Solar and storage are the rising stars in the energy sector. According to American Clean Power's annual report, nearly 50% more solar capacity came online in 2023 than in 2022. What's driving the growth? Thanks to policies such as the Inflation Reduction Act (IRA), clean energy saw a record-shattering $303.3 billion in financing; the BCSE factbook lists it as a 60 percent increase compared to 2022. Energy storage also had a big year. Around 7.5 GW of battery storage was installed across the country in 2023. It was a whopping 86 percent increase in cumulative storage capacity - nearly doubling the nation's entire capacity in a single year.

Beyond new capacity installations, new investments continue to spur growth in clean energy manufacturing. As a result of the IRA, 104 new clean energy manufacturing facilities have been announced, representing $123 billion of investment. Michigan leads the Midwest in the clean energy manufacturing sector with $10.9 billion of new investment announced in 2023.

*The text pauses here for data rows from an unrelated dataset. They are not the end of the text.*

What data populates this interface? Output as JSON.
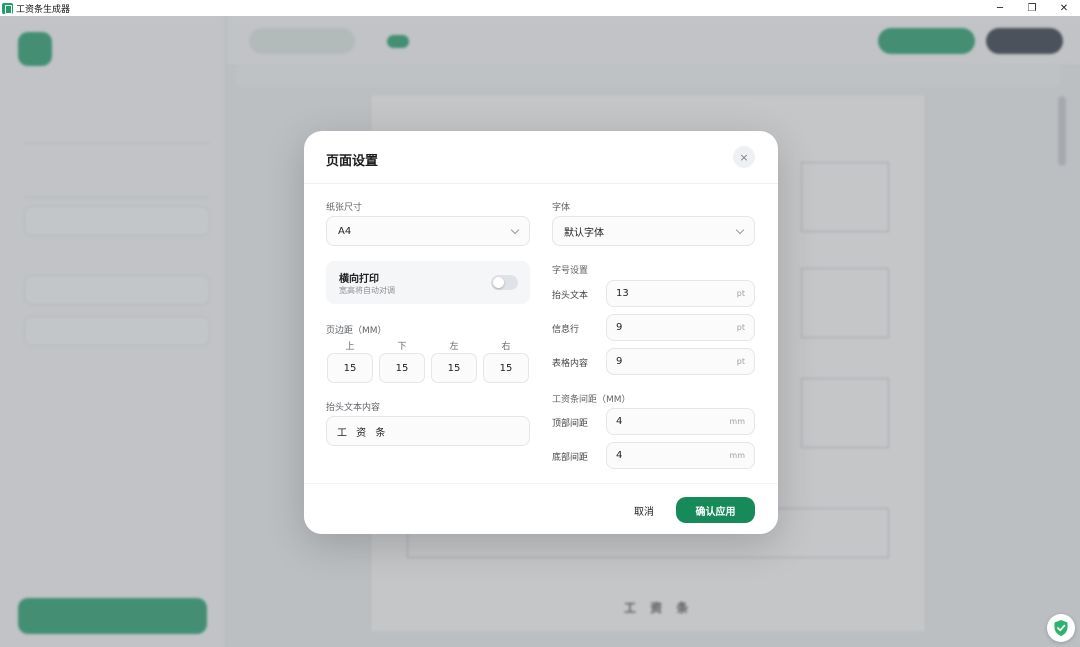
{
  "window": {
    "title": "工资条生成器"
  },
  "modal": {
    "title": "页面设置",
    "paper_size": {
      "label": "纸张尺寸",
      "value": "A4"
    },
    "font": {
      "label": "字体",
      "value": "默认字体"
    },
    "landscape": {
      "title": "横向打印",
      "hint": "宽高将自动对调",
      "enabled": false
    },
    "margins": {
      "label": "页边距（MM）",
      "items": [
        {
          "label": "上",
          "value": "15"
        },
        {
          "label": "下",
          "value": "15"
        },
        {
          "label": "左",
          "value": "15"
        },
        {
          "label": "右",
          "value": "15"
        }
      ]
    },
    "header_text": {
      "label": "抬头文本内容",
      "value": "工 资 条"
    },
    "font_sizes": {
      "label": "字号设置",
      "items": [
        {
          "label": "抬头文本",
          "value": "13",
          "unit": "pt"
        },
        {
          "label": "信息行",
          "value": "9",
          "unit": "pt"
        },
        {
          "label": "表格内容",
          "value": "9",
          "unit": "pt"
        }
      ]
    },
    "spacing": {
      "label": "工资条间距（MM）",
      "items": [
        {
          "label": "顶部间距",
          "value": "4",
          "unit": "mm"
        },
        {
          "label": "底部间距",
          "value": "4",
          "unit": "mm"
        }
      ]
    },
    "cancel_label": "取消",
    "apply_label": "确认应用",
    "close_glyph": "×"
  },
  "background": {
    "slip_title": "工 资 条"
  },
  "colors": {
    "accent": "#178a5a",
    "brand": "#1f9d6b"
  },
  "icons": [
    "app-icon",
    "minimize-icon",
    "restore-icon",
    "close-icon",
    "chevron-down-icon",
    "shield-check-icon"
  ]
}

Solar and storage are only part of the equation, though. The report repeatedly mentions how transmission-related issues are holding the industry back. New transmission can maximize the value of low-cost, renewable energy. Across the seven Independent System Operators (ISOs) in the U.S., there are over 1,100 GW of projects waiting in the "queue" as they undergo interconnection studies. AES's Interconnection Scorecard ranks the Midwest Independent System Operator (MISO) at a C- for the efficiency of its generator interconnection process. But, it's not all bad news. MISO's Long Range Transmission Planning (LRTP) is an important step in ensuring the reliability of our energy grid. The four-stage plan that to ease congestion and open corridors for projects stuck in the queue to come online. Earlier this month, MISO announced the second stage of the plan, known as Tranche 2. It may not be a silver bullet, but it's a step in the right direction. There's a clear need to shorten the wait time in the interconnection queue, which is why CGA is working with a variety of stakeholders in MISO's footprint to identify clear action steps toward efficient, cost-effective reforms.

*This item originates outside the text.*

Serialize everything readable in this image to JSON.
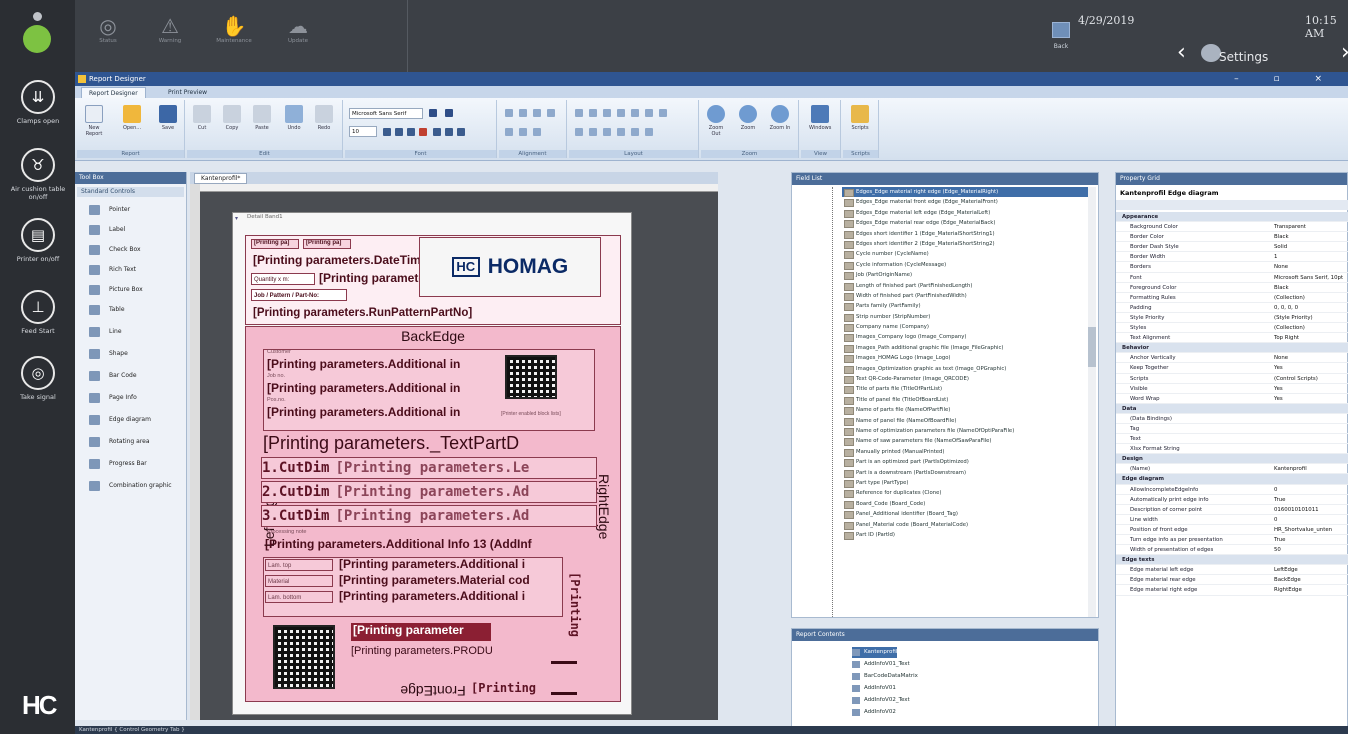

The last ten years have been nothing short of transformative for renewables. In 2014, there were 70,000 MW of online solar, storage, and wind energy in the United States. Today, that number has nearly quadrupled, growing to 264,000 MW (over 50,000 MW comes from CGA's nine-state footprint). Clean energy has solidified its place in electricity generation by pouring billions of dollars into the U.S. economy and providing clean, affordable, reliable energy for consumers and businesses. The future is bright, and it's being powered by renewable energy.

Other Resources:
Energy Storage Blog
Transmission Factsheet
Solar Factsheets 
by Alex ThompsonAlex Thompson
Communications Associate

Alex Thompson joined CGA in October 2023 as a Communications Associate. He maintains external communication channels including blog posts, social media, fact sheets, newsletters, and podcasts.